Hot, steamy, spicy stir-fry on a cold day: warming, filling, and so very satisfying. One of the most popular and well-known Chinese preparations, it’s rumored that stir-fry was popularized in the States during the Depression, when families were looking for ways to stretch rationed resources farther.
Stir-fry makes a fantastic vehicle for reinventing leftovers and can be as budget friendly (or aggressive) as you choose to make it. Here’s the basic technique:
Step 1: Marinate your protein(s).
No matter how delicious and bursting-with-flavor your sauce is, your stir-fry will fall short if your meat (or meat alternative) doesn’t hold its own flavor. Have your sauce and other ingredients in mind as you select/prepare your marinade, and make sure the flavors will mesh well and not disappear with or overpower each other. Marinate for at least an hour and up to overnight.
Step 2: Get your prep on.
Stir-frying usually involves lots of sliced and chopped veggies, which you’ll want to have all primped and ready to go by the time you get cooking.

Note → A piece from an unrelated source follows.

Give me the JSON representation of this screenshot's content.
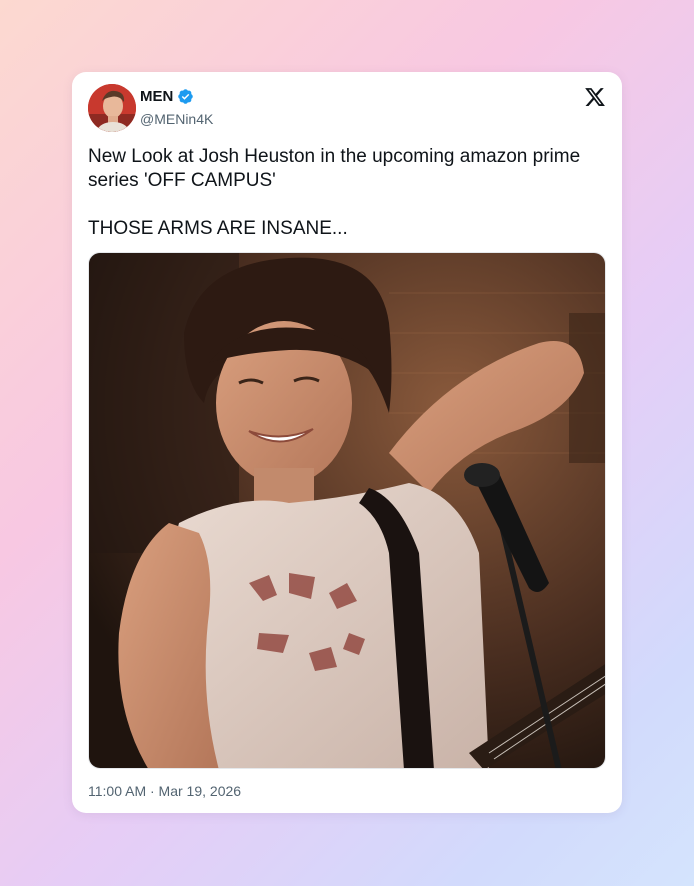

Group your ingredients in bowls based on the order they’ll cook in—denser vegetables like carrots and broccoli in one bowl, softer ones like celery and onion in another, aromatics in a third, etc. Fresh herbs and anything precooked (like canned baby corn) should go separately and last.
Slice fresh chiles whole, with their seeds for all the heat. Thin/diagonal slicing will give you that authentic stir-fry aesthetic.
Step 3: Get saucy.
Whether you’re making your own sauce or using something pre-made, get it all measured out and mixed up before you turn on the heat. You’ll be working quickly and juggling batches when its time comes, so you’ll want to have it handy and within reach. Most stir-fry sauces contain a thickener like corn starch, which may need to be re-stirred just before it hits the pan.
Step 4: Sear, steam, set aside.
Heat your wok or skillet over high heat with 1 to 2 tablespoons of peanut or other good frying oil. When it’s just beginning to smoke, sear your protein in small batches on each side and then remove it to a plate. You’re going for a beautiful and brown, not cooked through.
Continuing to work in batches, re-oil your wok as needed and repeat with your various bowls of veggies, aromatics last. Let them set in the high heat long enough to get a nice dark sear on the outside—don’t over stir. You want your veggies to be crisp and bright, not limp and dull.
You can add a bit of liquid and cover for a few moments to steam harder stuff like carrots and potatoes. Pull each group out after it has cooked to make room for the next.
Step 5: Sauce in the hole.
Once your aromatics start filling your kitchen with their seductive perfume, turn your heat down slightly, and add your cooked veggies and meat back in. Stir everything around to get it well mixed, create a well in the center of your stir-fry, and pour the sauce in.
Bring it to a boil, and allow it reduce down for a couple to several minutes, depending on how thick you want it and how much you’re working with. Once it’s good and ready, stir everything together, add precooked veggies and/or fresh herbs, and let it cook and combine for a few more minutes.
There’s an abundance of stir-fry recipes out there, using many different meat/veggie combos and styles of sauce. Follow them exactly or just use them as guiding inspiration. Get creative, think up your own version, and don’t be afraid to experiment with different spices, marinades, and ingredients.